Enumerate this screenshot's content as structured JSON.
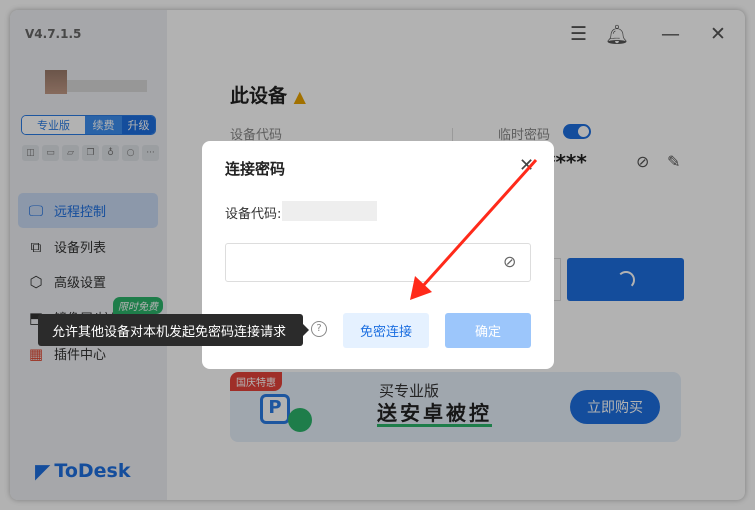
{
  "app": {
    "version": "V4.7.1.5",
    "logo": "ToDesk"
  },
  "sidebar": {
    "plan": "专业版",
    "renew": "续费",
    "upgrade": "升级",
    "items": [
      {
        "label": "远程控制",
        "icon": "monitor-icon"
      },
      {
        "label": "设备列表",
        "icon": "devices-icon"
      },
      {
        "label": "高级设置",
        "icon": "hexagon-settings-icon"
      },
      {
        "label": "镜像屏/扩展屏",
        "icon": "mirror-screen-icon"
      },
      {
        "label": "插件中心",
        "icon": "plugins-icon"
      }
    ],
    "free_badge": "限时免费"
  },
  "main": {
    "title": "此设备",
    "device_code_label": "设备代码",
    "temp_password_label": "临时密码",
    "temp_password_enabled": true,
    "password_mask": "****",
    "banner": {
      "tag": "国庆特惠",
      "line1": "买专业版",
      "line2": "送安卓被控",
      "button": "立即购买"
    }
  },
  "dialog": {
    "title": "连接密码",
    "device_code_label": "设备代码:",
    "password_value": "",
    "free_connect": "免密连接",
    "confirm": "确定"
  },
  "tooltip": {
    "text": "允许其他设备对本机发起免密码连接请求"
  },
  "colors": {
    "accent": "#1d6fe0",
    "arrow": "#ff2a1a"
  }
}
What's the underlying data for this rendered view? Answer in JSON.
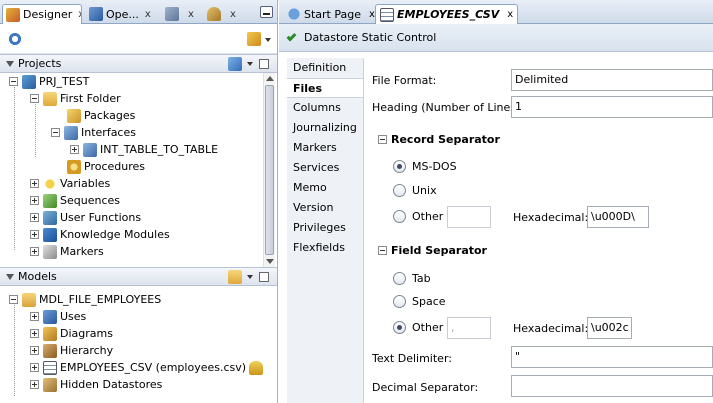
{
  "left_tabs": [
    {
      "label": "Designer",
      "close": "x"
    },
    {
      "label": "Ope...",
      "close": "x"
    },
    {
      "label": "",
      "close": "x"
    },
    {
      "label": "",
      "close": "x"
    }
  ],
  "projects": {
    "title": "Projects",
    "tree": [
      {
        "label": "PRJ_TEST"
      },
      {
        "label": "First Folder"
      },
      {
        "label": "Packages"
      },
      {
        "label": "Interfaces"
      },
      {
        "label": "INT_TABLE_TO_TABLE"
      },
      {
        "label": "Procedures"
      },
      {
        "label": "Variables"
      },
      {
        "label": "Sequences"
      },
      {
        "label": "User Functions"
      },
      {
        "label": "Knowledge Modules"
      },
      {
        "label": "Markers"
      }
    ]
  },
  "models": {
    "title": "Models",
    "tree": [
      {
        "label": "MDL_FILE_EMPLOYEES"
      },
      {
        "label": "Uses"
      },
      {
        "label": "Diagrams"
      },
      {
        "label": "Hierarchy"
      },
      {
        "label": "EMPLOYEES_CSV (employees.csv)"
      },
      {
        "label": "Hidden Datastores"
      }
    ]
  },
  "right_tabs": [
    {
      "label": "Start Page",
      "close": "x"
    },
    {
      "label": "EMPLOYEES_CSV",
      "close": "x"
    }
  ],
  "control_bar": {
    "label": "Datastore Static Control"
  },
  "nav": [
    "Definition",
    "Files",
    "Columns",
    "Journalizing",
    "Markers",
    "Services",
    "Memo",
    "Version",
    "Privileges",
    "Flexfields"
  ],
  "form": {
    "file_format_label": "File Format:",
    "file_format_value": "Delimited",
    "heading_label": "Heading (Number of Lines):",
    "heading_value": "1",
    "record_separator": {
      "title": "Record Separator",
      "ms_dos": "MS-DOS",
      "unix": "Unix",
      "other": "Other",
      "other_value": "",
      "hex_label": "Hexadecimal:",
      "hex_value": "\\u000D\\"
    },
    "field_separator": {
      "title": "Field Separator",
      "tab": "Tab",
      "space": "Space",
      "other": "Other",
      "other_value": ",",
      "hex_label": "Hexadecimal:",
      "hex_value": "\\u002c"
    },
    "text_delimiter_label": "Text Delimiter:",
    "text_delimiter_value": "\"",
    "decimal_separator_label": "Decimal Separator:",
    "decimal_separator_value": ""
  }
}
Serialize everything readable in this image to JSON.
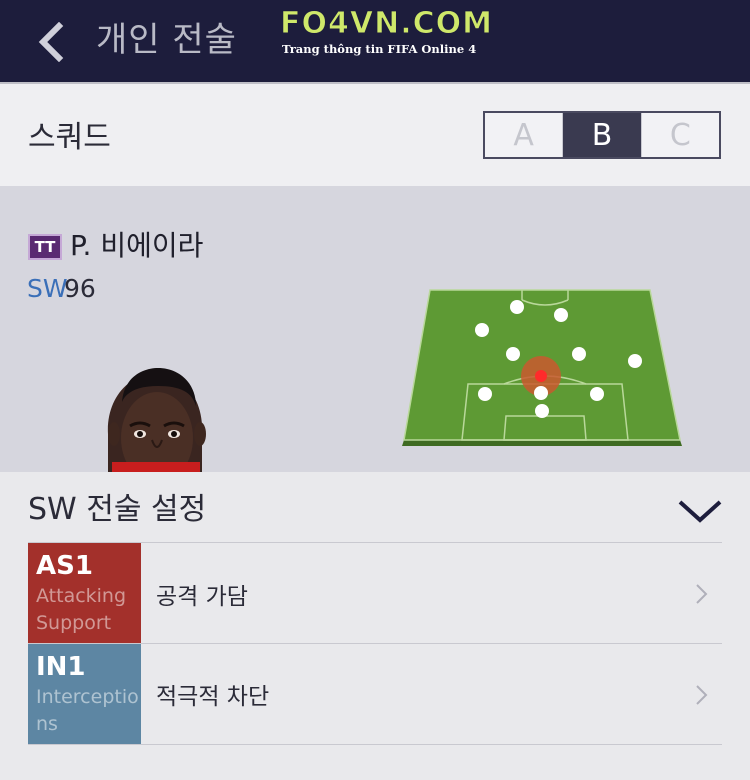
{
  "header": {
    "title": "개인 전술",
    "logo_text": "FO4VN.COM",
    "logo_sub": "Trang thông tin FIFA Online 4"
  },
  "squad": {
    "title": "스쿼드",
    "tabs": [
      {
        "label": "A",
        "active": false
      },
      {
        "label": "B",
        "active": true
      },
      {
        "label": "C",
        "active": false
      }
    ]
  },
  "player": {
    "badge": "TT",
    "name": "P. 비에이라",
    "position": "SW",
    "rating": "96"
  },
  "settings": {
    "title": "SW 전술 설정",
    "items": [
      {
        "code": "AS1",
        "desc": "Attacking Support",
        "label": "공격 가담",
        "color": "#a3302b"
      },
      {
        "code": "IN1",
        "desc": "Interceptions",
        "label": "적극적 차단",
        "color": "#5d86a3"
      }
    ]
  },
  "colors": {
    "header_bg": "#1d1d3c",
    "logo_green": "#cfe86a",
    "pitch_green": "#6aa23e",
    "highlight_red": "#e23b2e"
  }
}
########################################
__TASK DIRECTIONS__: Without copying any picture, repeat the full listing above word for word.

__PROBLEM SOLUTION__:
Enumerate this screenshot's content as structured JSON.
{
  "app": {
    "version": "V4.7.1.5",
    "logo": "ToDesk"
  },
  "sidebar": {
    "plan": "专业版",
    "renew": "续费",
    "upgrade": "升级",
    "items": [
      {
        "label": "远程控制",
        "icon": "monitor-icon"
      },
      {
        "label": "设备列表",
        "icon": "devices-icon"
      },
      {
        "label": "高级设置",
        "icon": "hexagon-settings-icon"
      },
      {
        "label": "镜像屏/扩展屏",
        "icon": "mirror-screen-icon"
      },
      {
        "label": "插件中心",
        "icon": "plugins-icon"
      }
    ],
    "free_badge": "限时免费"
  },
  "main": {
    "title": "此设备",
    "device_code_label": "设备代码",
    "temp_password_label": "临时密码",
    "temp_password_enabled": true,
    "password_mask": "****",
    "banner": {
      "tag": "国庆特惠",
      "line1": "买专业版",
      "line2": "送安卓被控",
      "button": "立即购买"
    }
  },
  "dialog": {
    "title": "连接密码",
    "device_code_label": "设备代码:",
    "password_value": "",
    "free_connect": "免密连接",
    "confirm": "确定"
  },
  "tooltip": {
    "text": "允许其他设备对本机发起免密码连接请求"
  },
  "colors": {
    "accent": "#1d6fe0",
    "arrow": "#ff2a1a"
  }
}
What's the underlying data for this rendered view? Answer in JSON.
{
  "left_tabs": [
    {
      "label": "Designer",
      "close": "x"
    },
    {
      "label": "Ope...",
      "close": "x"
    },
    {
      "label": "",
      "close": "x"
    },
    {
      "label": "",
      "close": "x"
    }
  ],
  "projects": {
    "title": "Projects",
    "tree": [
      {
        "label": "PRJ_TEST"
      },
      {
        "label": "First Folder"
      },
      {
        "label": "Packages"
      },
      {
        "label": "Interfaces"
      },
      {
        "label": "INT_TABLE_TO_TABLE"
      },
      {
        "label": "Procedures"
      },
      {
        "label": "Variables"
      },
      {
        "label": "Sequences"
      },
      {
        "label": "User Functions"
      },
      {
        "label": "Knowledge Modules"
      },
      {
        "label": "Markers"
      }
    ]
  },
  "models": {
    "title": "Models",
    "tree": [
      {
        "label": "MDL_FILE_EMPLOYEES"
      },
      {
        "label": "Uses"
      },
      {
        "label": "Diagrams"
      },
      {
        "label": "Hierarchy"
      },
      {
        "label": "EMPLOYEES_CSV (employees.csv)"
      },
      {
        "label": "Hidden Datastores"
      }
    ]
  },
  "right_tabs": [
    {
      "label": "Start Page",
      "close": "x"
    },
    {
      "label": "EMPLOYEES_CSV",
      "close": "x"
    }
  ],
  "control_bar": {
    "label": "Datastore Static Control"
  },
  "nav": [
    "Definition",
    "Files",
    "Columns",
    "Journalizing",
    "Markers",
    "Services",
    "Memo",
    "Version",
    "Privileges",
    "Flexfields"
  ],
  "form": {
    "file_format_label": "File Format:",
    "file_format_value": "Delimited",
    "heading_label": "Heading (Number of Lines):",
    "heading_value": "1",
    "record_separator": {
      "title": "Record Separator",
      "ms_dos": "MS-DOS",
      "unix": "Unix",
      "other": "Other",
      "other_value": "",
      "hex_label": "Hexadecimal:",
      "hex_value": "\\u000D\\"
    },
    "field_separator": {
      "title": "Field Separator",
      "tab": "Tab",
      "space": "Space",
      "other": "Other",
      "other_value": ",",
      "hex_label": "Hexadecimal:",
      "hex_value": "\\u002c"
    },
    "text_delimiter_label": "Text Delimiter:",
    "text_delimiter_value": "\"",
    "decimal_separator_label": "Decimal Separator:",
    "decimal_separator_value": ""
  }
}
Serialize everything readable in this image to JSON.
{
  "header": {
    "title": "개인 전술",
    "logo_text": "FO4VN.COM",
    "logo_sub": "Trang thông tin FIFA Online 4"
  },
  "squad": {
    "title": "스쿼드",
    "tabs": [
      {
        "label": "A",
        "active": false
      },
      {
        "label": "B",
        "active": true
      },
      {
        "label": "C",
        "active": false
      }
    ]
  },
  "player": {
    "badge": "TT",
    "name": "P. 비에이라",
    "position": "SW",
    "rating": "96"
  },
  "settings": {
    "title": "SW 전술 설정",
    "items": [
      {
        "code": "AS1",
        "desc": "Attacking Support",
        "label": "공격 가담",
        "color": "#a3302b"
      },
      {
        "code": "IN1",
        "desc": "Interceptions",
        "label": "적극적 차단",
        "color": "#5d86a3"
      }
    ]
  },
  "colors": {
    "header_bg": "#1d1d3c",
    "logo_green": "#cfe86a",
    "pitch_green": "#6aa23e",
    "highlight_red": "#e23b2e"
  }
}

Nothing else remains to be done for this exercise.